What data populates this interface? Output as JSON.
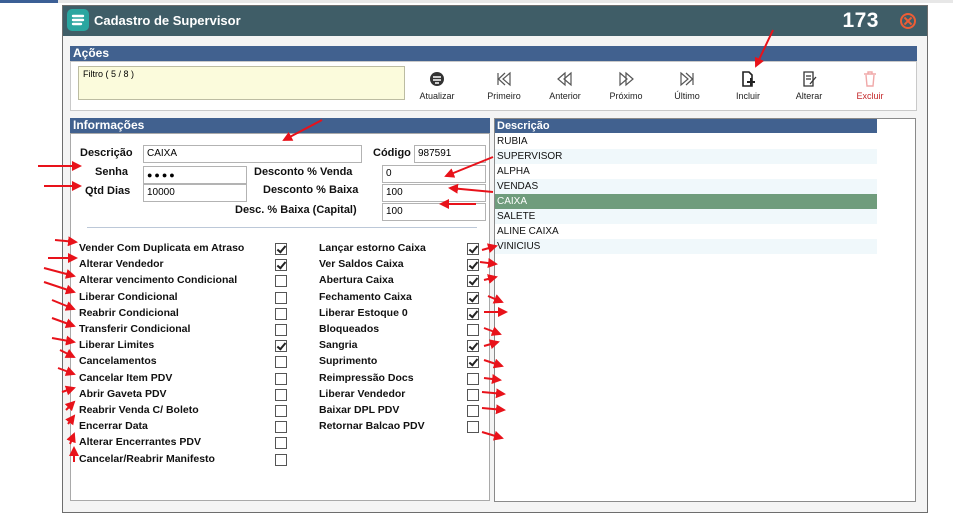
{
  "window": {
    "title": "Cadastro de Supervisor",
    "number": "173"
  },
  "acoes": {
    "header": "Ações",
    "filtro": "Filtro ( 5 / 8 )",
    "buttons": {
      "atualizar": "Atualizar",
      "primeiro": "Primeiro",
      "anterior": "Anterior",
      "proximo": "Próximo",
      "ultimo": "Último",
      "incluir": "Incluir",
      "alterar": "Alterar",
      "excluir": "Excluir"
    }
  },
  "info": {
    "header": "Informações",
    "descricao_label": "Descrição",
    "descricao_value": "CAIXA",
    "codigo_label": "Código",
    "codigo_value": "987591",
    "senha_label": "Senha",
    "senha_value": "●●●●",
    "qtd_dias_label": "Qtd Dias",
    "qtd_dias_value": "10000",
    "desconto_venda_label": "Desconto % Venda",
    "desconto_venda_value": "0",
    "desconto_baixa_label": "Desconto % Baixa",
    "desconto_baixa_value": "100",
    "desc_baixa_capital_label": "Desc. % Baixa (Capital)",
    "desc_baixa_capital_value": "100"
  },
  "permissions_left": [
    {
      "label": "Vender Com Duplicata em Atraso",
      "checked": true
    },
    {
      "label": "Alterar Vendedor",
      "checked": true
    },
    {
      "label": "Alterar vencimento Condicional",
      "checked": false
    },
    {
      "label": "Liberar Condicional",
      "checked": false
    },
    {
      "label": "Reabrir Condicional",
      "checked": false
    },
    {
      "label": "Transferir Condicional",
      "checked": false
    },
    {
      "label": "Liberar Limites",
      "checked": true
    },
    {
      "label": "Cancelamentos",
      "checked": false
    },
    {
      "label": "Cancelar Item PDV",
      "checked": false
    },
    {
      "label": "Abrir Gaveta PDV",
      "checked": false
    },
    {
      "label": "Reabrir Venda C/ Boleto",
      "checked": false
    },
    {
      "label": "Encerrar Data",
      "checked": false
    },
    {
      "label": "Alterar Encerrantes PDV",
      "checked": false
    },
    {
      "label": "Cancelar/Reabrir Manifesto",
      "checked": false
    }
  ],
  "permissions_right": [
    {
      "label": "Lançar estorno Caixa",
      "checked": true
    },
    {
      "label": "Ver Saldos Caixa",
      "checked": true
    },
    {
      "label": "Abertura Caixa",
      "checked": true
    },
    {
      "label": "Fechamento Caixa",
      "checked": true
    },
    {
      "label": "Liberar Estoque 0",
      "checked": true
    },
    {
      "label": "Bloqueados",
      "checked": false
    },
    {
      "label": "Sangria",
      "checked": true
    },
    {
      "label": "Suprimento",
      "checked": true
    },
    {
      "label": "Reimpressão Docs",
      "checked": false
    },
    {
      "label": "Liberar Vendedor",
      "checked": false
    },
    {
      "label": "Baixar DPL PDV",
      "checked": false
    },
    {
      "label": "Retornar Balcao PDV",
      "checked": false
    }
  ],
  "descricao_list": {
    "header": "Descrição",
    "items": [
      "RUBIA",
      "SUPERVISOR",
      "ALPHA",
      "VENDAS",
      "CAIXA",
      "SALETE",
      "ALINE CAIXA",
      "VINICIUS"
    ],
    "selected": "CAIXA"
  },
  "colors": {
    "titlebar": "#3f5d67",
    "section_header": "#41618f",
    "selected_row": "#6f9c7c",
    "annotation_arrow": "#e8121a",
    "excluir_label": "#c4282a"
  }
}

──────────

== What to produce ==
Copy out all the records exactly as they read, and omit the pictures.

== Answer to this exercise ==
What data populates this interface? Output as JSON.
{
  "window": {
    "title": "Cadastro de Supervisor",
    "number": "173"
  },
  "acoes": {
    "header": "Ações",
    "filtro": "Filtro ( 5 / 8 )",
    "buttons": {
      "atualizar": "Atualizar",
      "primeiro": "Primeiro",
      "anterior": "Anterior",
      "proximo": "Próximo",
      "ultimo": "Último",
      "incluir": "Incluir",
      "alterar": "Alterar",
      "excluir": "Excluir"
    }
  },
  "info": {
    "header": "Informações",
    "descricao_label": "Descrição",
    "descricao_value": "CAIXA",
    "codigo_label": "Código",
    "codigo_value": "987591",
    "senha_label": "Senha",
    "senha_value": "●●●●",
    "qtd_dias_label": "Qtd Dias",
    "qtd_dias_value": "10000",
    "desconto_venda_label": "Desconto % Venda",
    "desconto_venda_value": "0",
    "desconto_baixa_label": "Desconto % Baixa",
    "desconto_baixa_value": "100",
    "desc_baixa_capital_label": "Desc. % Baixa (Capital)",
    "desc_baixa_capital_value": "100"
  },
  "permissions_left": [
    {
      "label": "Vender Com Duplicata em Atraso",
      "checked": true
    },
    {
      "label": "Alterar Vendedor",
      "checked": true
    },
    {
      "label": "Alterar vencimento Condicional",
      "checked": false
    },
    {
      "label": "Liberar Condicional",
      "checked": false
    },
    {
      "label": "Reabrir Condicional",
      "checked": false
    },
    {
      "label": "Transferir Condicional",
      "checked": false
    },
    {
      "label": "Liberar Limites",
      "checked": true
    },
    {
      "label": "Cancelamentos",
      "checked": false
    },
    {
      "label": "Cancelar Item PDV",
      "checked": false
    },
    {
      "label": "Abrir Gaveta PDV",
      "checked": false
    },
    {
      "label": "Reabrir Venda C/ Boleto",
      "checked": false
    },
    {
      "label": "Encerrar Data",
      "checked": false
    },
    {
      "label": "Alterar Encerrantes PDV",
      "checked": false
    },
    {
      "label": "Cancelar/Reabrir Manifesto",
      "checked": false
    }
  ],
  "permissions_right": [
    {
      "label": "Lançar estorno Caixa",
      "checked": true
    },
    {
      "label": "Ver Saldos Caixa",
      "checked": true
    },
    {
      "label": "Abertura Caixa",
      "checked": true
    },
    {
      "label": "Fechamento Caixa",
      "checked": true
    },
    {
      "label": "Liberar Estoque 0",
      "checked": true
    },
    {
      "label": "Bloqueados",
      "checked": false
    },
    {
      "label": "Sangria",
      "checked": true
    },
    {
      "label": "Suprimento",
      "checked": true
    },
    {
      "label": "Reimpressão Docs",
      "checked": false
    },
    {
      "label": "Liberar Vendedor",
      "checked": false
    },
    {
      "label": "Baixar DPL PDV",
      "checked": false
    },
    {
      "label": "Retornar Balcao PDV",
      "checked": false
    }
  ],
  "descricao_list": {
    "header": "Descrição",
    "items": [
      "RUBIA",
      "SUPERVISOR",
      "ALPHA",
      "VENDAS",
      "CAIXA",
      "SALETE",
      "ALINE CAIXA",
      "VINICIUS"
    ],
    "selected": "CAIXA"
  },
  "colors": {
    "titlebar": "#3f5d67",
    "section_header": "#41618f",
    "selected_row": "#6f9c7c",
    "annotation_arrow": "#e8121a",
    "excluir_label": "#c4282a"
  }
}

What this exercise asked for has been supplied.